The announcement was part of the University's celebrations of IWD on Friday 5 March which also included a panel featuring three generations of feminist legal thought discussing the progress made on sex discrimination in our society over the past 40 years.
The Vice-Chancellor Professor Brian Schmidt said through this annual oration our community will remember Susan for her incredible advocacy and far-reaching contributions that have changed Australia and our world for the better.
The Honourable Susan Ryan AO was one of the University's greatest pioneers for equality. Susan worked as the first female Senator for the ACT in 1975 and was also the first female to hold a Cabinet role in the Hawke Government.
Susan pioneered extensive anti-discrimination and equal opportunity legislation and was Australia's first Age Discrimination Commissioner from 2011 until 2016.

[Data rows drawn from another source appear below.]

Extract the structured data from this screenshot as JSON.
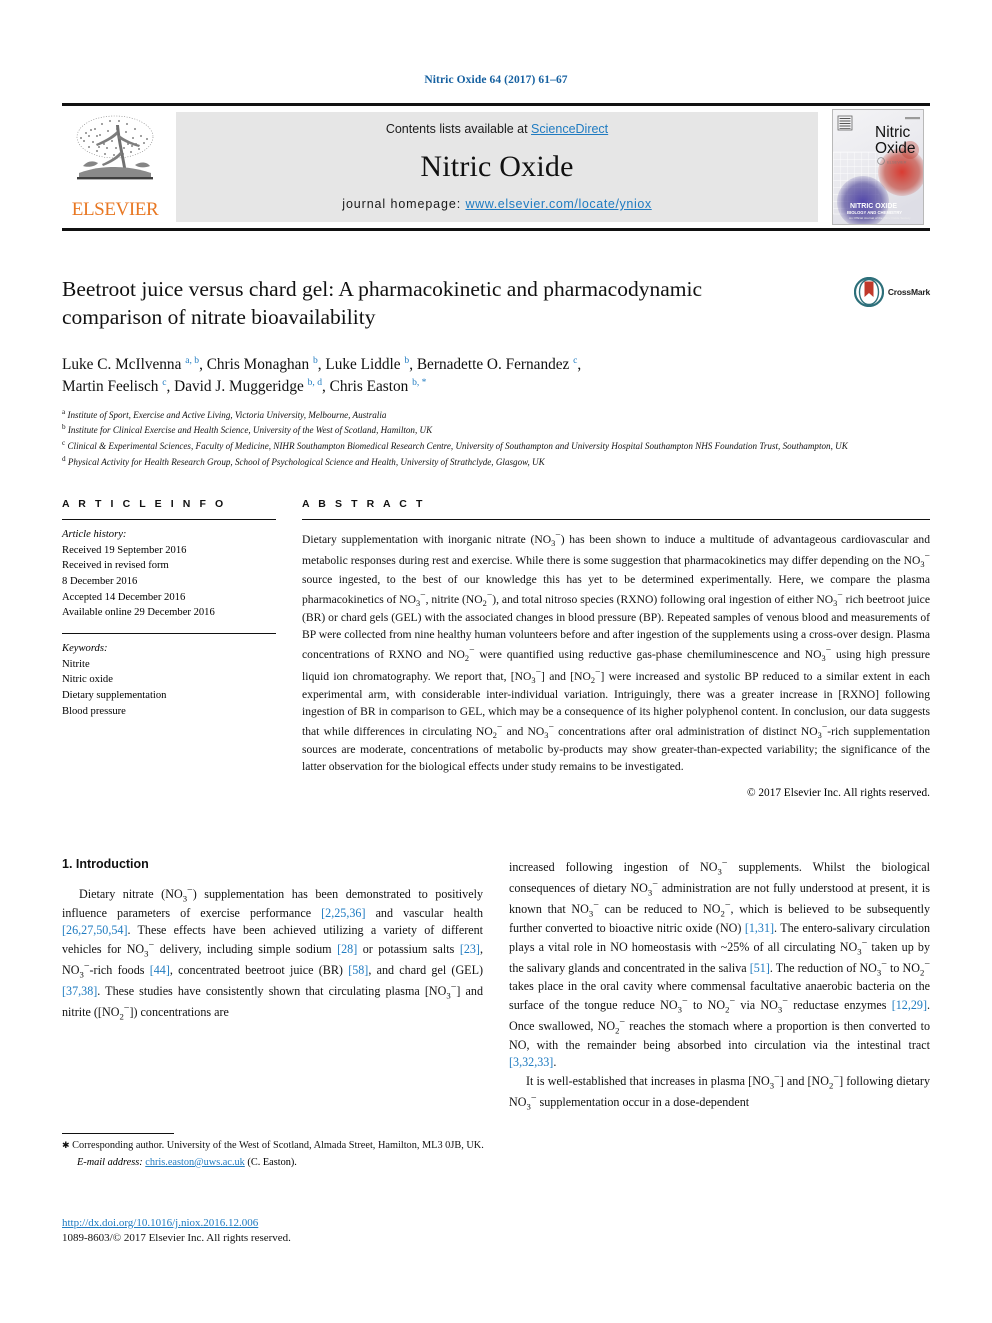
{
  "running_head": "Nitric Oxide 64 (2017) 61–67",
  "masthead": {
    "publisher_name": "ELSEVIER",
    "contents_prefix": "Contents lists available at ",
    "sciencedirect": "ScienceDirect",
    "journal_title": "Nitric Oxide",
    "homepage_label": "journal homepage: ",
    "homepage_url": "www.elsevier.com/locate/yniox",
    "cover_title_line1": "Nitric",
    "cover_title_line2": "Oxide",
    "cover_band_line1": "NITRIC OXIDE",
    "cover_band_line2": "BIOLOGY AND CHEMISTRY",
    "cover_band_line3": "An Official Journal of the Nitric Oxide Society",
    "link_color": "#1f7bc1",
    "elsevier_orange": "#e87722"
  },
  "article": {
    "title": "Beetroot juice versus chard gel: A pharmacokinetic and pharmacodynamic comparison of nitrate bioavailability",
    "crossmark_label": "CrossMark",
    "authors_line1_parts": [
      {
        "name": "Luke C. McIlvenna ",
        "sup": "a, b"
      },
      {
        "name": ", Chris Monaghan ",
        "sup": "b"
      },
      {
        "name": ", Luke Liddle ",
        "sup": "b"
      },
      {
        "name": ", Bernadette O. Fernandez ",
        "sup": "c"
      },
      {
        "name": ",",
        "sup": ""
      }
    ],
    "authors_line2_parts": [
      {
        "name": "Martin Feelisch ",
        "sup": "c"
      },
      {
        "name": ", David J. Muggeridge ",
        "sup": "b, d"
      },
      {
        "name": ", Chris Easton ",
        "sup": "b, *"
      }
    ],
    "affiliations": [
      {
        "marker": "a",
        "text": "Institute of Sport, Exercise and Active Living, Victoria University, Melbourne, Australia"
      },
      {
        "marker": "b",
        "text": "Institute for Clinical Exercise and Health Science, University of the West of Scotland, Hamilton, UK"
      },
      {
        "marker": "c",
        "text": "Clinical & Experimental Sciences, Faculty of Medicine, NIHR Southampton Biomedical Research Centre, University of Southampton and University Hospital Southampton NHS Foundation Trust, Southampton, UK"
      },
      {
        "marker": "d",
        "text": "Physical Activity for Health Research Group, School of Psychological Science and Health, University of Strathclyde, Glasgow, UK"
      }
    ]
  },
  "article_info": {
    "heading": "A R T I C L E   I N F O",
    "history_label": "Article history:",
    "history_lines": [
      "Received 19 September 2016",
      "Received in revised form",
      "8 December 2016",
      "Accepted 14 December 2016",
      "Available online 29 December 2016"
    ],
    "keywords_label": "Keywords:",
    "keywords": [
      "Nitrite",
      "Nitric oxide",
      "Dietary supplementation",
      "Blood pressure"
    ]
  },
  "abstract": {
    "heading": "A B S T R A C T",
    "text_html": "Dietary supplementation with inorganic nitrate (NO<sub>3</sub><sup>&#8722;</sup>) has been shown to induce a multitude of advantageous cardiovascular and metabolic responses during rest and exercise. While there is some suggestion that pharmacokinetics may differ depending on the NO<sub>3</sub><sup>&#8722;</sup> source ingested, to the best of our knowledge this has yet to be determined experimentally. Here, we compare the plasma pharmacokinetics of NO<sub>3</sub><sup>&#8722;</sup>, nitrite (NO<sub>2</sub><sup>&#8722;</sup>), and total nitroso species (RXNO) following oral ingestion of either NO<sub>3</sub><sup>&#8722;</sup> rich beetroot juice (BR) or chard gels (GEL) with the associated changes in blood pressure (BP). Repeated samples of venous blood and measurements of BP were collected from nine healthy human volunteers before and after ingestion of the supplements using a cross-over design. Plasma concentrations of RXNO and NO<sub>2</sub><sup>&#8722;</sup> were quantified using reductive gas-phase chemiluminescence and NO<sub>3</sub><sup>&#8722;</sup> using high pressure liquid ion chromatography. We report that, [NO<sub>3</sub><sup>&#8722;</sup>] and [NO<sub>2</sub><sup>&#8722;</sup>] were increased and systolic BP reduced to a similar extent in each experimental arm, with considerable inter-individual variation. Intriguingly, there was a greater increase in [RXNO] following ingestion of BR in comparison to GEL, which may be a consequence of its higher polyphenol content. In conclusion, our data suggests that while differences in circulating NO<sub>2</sub><sup>&#8722;</sup> and NO<sub>3</sub><sup>&#8722;</sup> concentrations after oral administration of distinct NO<sub>3</sub><sup>&#8722;</sup>-rich supplementation sources are moderate, concentrations of metabolic by-products may show greater-than-expected variability; the significance of the latter observation for the biological effects under study remains to be investigated.",
    "copyright": "&#169; 2017 Elsevier Inc. All rights reserved."
  },
  "body": {
    "section_heading": "1. Introduction",
    "left_paragraph_html": "Dietary nitrate (NO<sub>3</sub><sup>&#8722;</sup>) supplementation has been demonstrated to positively influence parameters of exercise performance <span class=\"ref\">[2,25,36]</span> and vascular health <span class=\"ref\">[26,27,50,54]</span>. These effects have been achieved utilizing a variety of different vehicles for NO<sub>3</sub><sup>&#8722;</sup> delivery, including simple sodium <span class=\"ref\">[28]</span> or potassium salts <span class=\"ref\">[23]</span>, NO<sub>3</sub><sup>&#8722;</sup>-rich foods <span class=\"ref\">[44]</span>, concentrated beetroot juice (BR) <span class=\"ref\">[58]</span>, and chard gel (GEL) <span class=\"ref\">[37,38]</span>. These studies have consistently shown that circulating plasma [NO<sub>3</sub><sup>&#8722;</sup>] and nitrite ([NO<sub>2</sub><sup>&#8722;</sup>]) concentrations are",
    "right_paragraph_1_html": "increased following ingestion of NO<sub>3</sub><sup>&#8722;</sup> supplements. Whilst the biological consequences of dietary NO<sub>3</sub><sup>&#8722;</sup> administration are not fully understood at present, it is known that NO<sub>3</sub><sup>&#8722;</sup> can be reduced to NO<sub>2</sub><sup>&#8722;</sup>, which is believed to be subsequently further converted to bioactive nitric oxide (NO) <span class=\"ref\">[1,31]</span>. The entero-salivary circulation plays a vital role in NO homeostasis with ~25% of all circulating NO<sub>3</sub><sup>&#8722;</sup> taken up by the salivary glands and concentrated in the saliva <span class=\"ref\">[51]</span>. The reduction of NO<sub>3</sub><sup>&#8722;</sup> to NO<sub>2</sub><sup>&#8722;</sup> takes place in the oral cavity where commensal facultative anaerobic bacteria on the surface of the tongue reduce NO<sub>3</sub><sup>&#8722;</sup> to NO<sub>2</sub><sup>&#8722;</sup> via NO<sub>3</sub><sup>&#8722;</sup> reductase enzymes <span class=\"ref\">[12,29]</span>. Once swallowed, NO<sub>2</sub><sup>&#8722;</sup> reaches the stomach where a proportion is then converted to NO, with the remainder being absorbed into circulation via the intestinal tract <span class=\"ref\">[3,32,33]</span>.",
    "right_paragraph_2_html": "It is well-established that increases in plasma [NO<sub>3</sub><sup>&#8722;</sup>] and [NO<sub>2</sub><sup>&#8722;</sup>] following dietary NO<sub>3</sub><sup>&#8722;</sup> supplementation occur in a dose-dependent"
  },
  "footer": {
    "corresponding_note": "Corresponding author. University of the West of Scotland, Almada Street, Hamilton, ML3 0JB, UK.",
    "email_label": "E-mail address:",
    "email": "chris.easton@uws.ac.uk",
    "email_attribution": "(C. Easton).",
    "doi": "http://dx.doi.org/10.1016/j.niox.2016.12.006",
    "issn_line": "1089-8603/© 2017 Elsevier Inc. All rights reserved."
  }
}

"Susan was a remarkable Australian, who, when you look at it, as the single woman in the Hawke Cabinet, pushed through all of these things back in 1984, which I think you could correctly say probably wouldn't even be able to happen in 2020."
Susan's legacy was recognised in 2017 when ANU awarded her an honorary doctorate, and again 12 months later when she was named ANU Alumna of the Year.
"The Annual Susan Ryan Oration will be a high-profile point of national focus, continuing Susan's legacy and driving the important conversations which she helped to ignite," Professor Schmidt said.
The panel of distinguished speakers, ANU Emerita Professor Margaret Thornton, ANU PhD candidate Radhika Chaudhri and Dr Karen O'Connell from the University of Technology Sydney, tackled questions about how we define our political, legal and social systems, and how deeply inequality is embedded within these.
Led and moderated by Honorary Associate Professor Sally Moyle, the panel discussed the importance of having legal frameworks behind gender equality, but how these are not enough in isolation.
The panel noted that while Australia's Sex Discrimination Act creates a promise of equality and sense of protection, without broad and well-structured remedies to address issues that arise, we continue to leave it up to individuals to raise incidents, putting victims of inequality at risk on many levels.
The Vice-Chancellor spoke after the discussion about the University's approach to tackling equality from both sides through policies such as 26 weeks of paid parental leave for both parents.
Professor Schmidt also highlighted the importance of seeing equality as more than just a 'tick box' exercise and how we must seek guidance from experts on how to better imbed that as a system that works in a practical sense, not just something that exists in written form.
International Women's Day is held annually on 8 March to celebrate the social, economic, cultural and political achievements of women.
You can catch up on the 2021 International Women's Day panel discussion here.